#Covfefe: An Inside Joke or Code Word? WTH Is Happening?
Inside Jokes Are One Thing
As most of the internet did yesterday, I had a great laugh over the photos and memes and comments generated by President Trump's #covfefe blunder yesterday. Certainly, images such as "maybe he's born with it, maybe it's covfefe" and the exchange between Covfefe the Strong and the Wizard Covfefe pretty much won the internet, but it was White House press secretary Sean Spicer who sent the pundits back on their heels (again) and led to a head scratching moment.
It should have come as no surprise to Mr. Spicer that covfefe would be on the agenda - it had made virtually every single news network's morning broadcast - and so he should have been prepared with something - anything, really - simple by way of explanation for a news-hungry press corps. Hell, even Hillary Clinton admonished her presidential opponent in the election a few hours ago on Twitter, tweeting to @realdonaldtrump that "People in covfefe houses shouldn't throw covfefe."
Spicer should have come in with some sort of logical explanation for the president's cryptic tweet, where pretty much everyone could say that he meant to write the word "coverage". Now, Spicer has blown this "covfefe" fun into something really big - and even more cryptic. At last night's White House press briefing, Spicer told the press, "The president and a small group of people know exactly what he meant."
What the what?
Trump has not been shy about admitting to a vast vocabulary in the past; certainly, this appears to be one of the things he is quite certain about.
"I know words. I have the best words," said Trump during an appearance at Hilton Head, North Carolina in December 2015.
Indeed, Mr. Trump? Certainly, thanks to you and your highly talented press secretary Sean Spicer, there's now a sense that covfefe is well on its way to entering into the next series of dictionaries. No one knows what it means, but what the hell? So long as the president and a small group of people knew what he meant, it's all good.
Covfefe The Strong And The Wizard Covfefe
Is It Code?
So Spicer's response to the covfefe conundrum leads to further questions, and for me, they feel a little more than worrisome.
Who is this "small group" that Spicer referred to? Barron Trump's young friends and relatives? Steve Bannon et al? Trump's handlers who at this point might be looking for new work since their charge simply won't put Twitter away for once?
What could the word even mean?

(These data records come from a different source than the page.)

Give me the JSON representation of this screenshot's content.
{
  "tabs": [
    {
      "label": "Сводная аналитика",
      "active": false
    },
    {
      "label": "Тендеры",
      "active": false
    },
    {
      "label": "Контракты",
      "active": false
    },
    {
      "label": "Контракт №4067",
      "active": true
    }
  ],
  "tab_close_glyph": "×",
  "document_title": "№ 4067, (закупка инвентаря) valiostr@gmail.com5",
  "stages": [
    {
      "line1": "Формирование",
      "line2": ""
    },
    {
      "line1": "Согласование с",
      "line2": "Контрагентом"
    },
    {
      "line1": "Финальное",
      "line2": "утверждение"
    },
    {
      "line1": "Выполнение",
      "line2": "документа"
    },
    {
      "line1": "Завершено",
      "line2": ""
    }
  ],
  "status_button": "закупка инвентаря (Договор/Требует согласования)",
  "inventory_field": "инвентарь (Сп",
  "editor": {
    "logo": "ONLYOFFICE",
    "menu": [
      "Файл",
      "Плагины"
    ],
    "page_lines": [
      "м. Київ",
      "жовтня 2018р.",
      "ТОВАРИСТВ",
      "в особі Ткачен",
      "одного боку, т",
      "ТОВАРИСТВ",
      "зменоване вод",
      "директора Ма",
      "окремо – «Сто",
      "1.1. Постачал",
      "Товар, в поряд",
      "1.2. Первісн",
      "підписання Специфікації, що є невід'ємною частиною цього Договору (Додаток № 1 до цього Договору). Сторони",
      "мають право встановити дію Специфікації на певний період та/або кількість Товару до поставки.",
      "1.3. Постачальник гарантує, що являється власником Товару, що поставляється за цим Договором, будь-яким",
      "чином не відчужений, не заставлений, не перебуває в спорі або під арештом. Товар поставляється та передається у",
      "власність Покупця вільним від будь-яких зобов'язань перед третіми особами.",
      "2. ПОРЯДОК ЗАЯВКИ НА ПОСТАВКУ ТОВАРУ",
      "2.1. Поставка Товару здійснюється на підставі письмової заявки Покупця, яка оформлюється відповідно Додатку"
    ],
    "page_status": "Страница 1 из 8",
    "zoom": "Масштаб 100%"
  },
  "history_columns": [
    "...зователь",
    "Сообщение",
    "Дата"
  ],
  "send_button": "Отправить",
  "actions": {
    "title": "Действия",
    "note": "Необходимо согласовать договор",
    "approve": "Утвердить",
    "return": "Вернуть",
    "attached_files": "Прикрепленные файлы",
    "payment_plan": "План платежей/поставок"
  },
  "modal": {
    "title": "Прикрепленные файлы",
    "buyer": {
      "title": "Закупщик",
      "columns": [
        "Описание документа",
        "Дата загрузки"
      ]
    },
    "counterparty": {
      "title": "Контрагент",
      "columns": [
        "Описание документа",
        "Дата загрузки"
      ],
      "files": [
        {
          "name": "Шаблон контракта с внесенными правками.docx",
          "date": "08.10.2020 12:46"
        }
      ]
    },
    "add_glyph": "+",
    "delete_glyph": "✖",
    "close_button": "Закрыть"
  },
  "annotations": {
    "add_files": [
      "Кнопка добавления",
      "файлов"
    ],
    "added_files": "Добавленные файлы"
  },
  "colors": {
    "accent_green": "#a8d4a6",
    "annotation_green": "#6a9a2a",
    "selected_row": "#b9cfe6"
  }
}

Sure, Trump's follow up tweet which exhorted users to determine the meaning of covfefe was likely a way to simply show that he intended to type that word in the first place, but with Spicer's response to it, the public has a whole new set of questions to deal with. One of the big ones would be trying to figure out whether the president has either started to slide into senility and just won't acknowledge it, or whether Spicer's response to covfefe was generated by Trump himself to make it seem as though Trump actually knew what he was doing in tweeting it out. Could this be some sort of huge cosmic joke that Trump is trying to orchestrate on us, and we're simply blind to it?
Making "covfefe" suddenly some sort of mysterious code word that only the president and a few select individuals would know about makes the president and his inner circle seem even more ridiculous than they already have become. It can also lead him to a great deal of trouble; some of the president's statements have been used against him through the range of legal proceedings he's been facing in recent months, and his lawyers and aides have been fighting with him to stop using Twitter with the stunning frequency that he does.
It's one thing to tweet; it's quite another to vent, and that appears to be Trump's favorite way of using Twitter. Even if you looked at the structure of the covfefe tweet - "Despite the negative press covfefe" - it's not a far stretch to assume that the president was setting up to barrage the press once more about how horrible any news agency has been to him.
But Spicer's assertion that "covfefe" was something that only a "small group" knew about leads to uncomfortable questions, and I don't know that Spicer even meant his response in that vein.
After all, there's only so much covfefe one can take.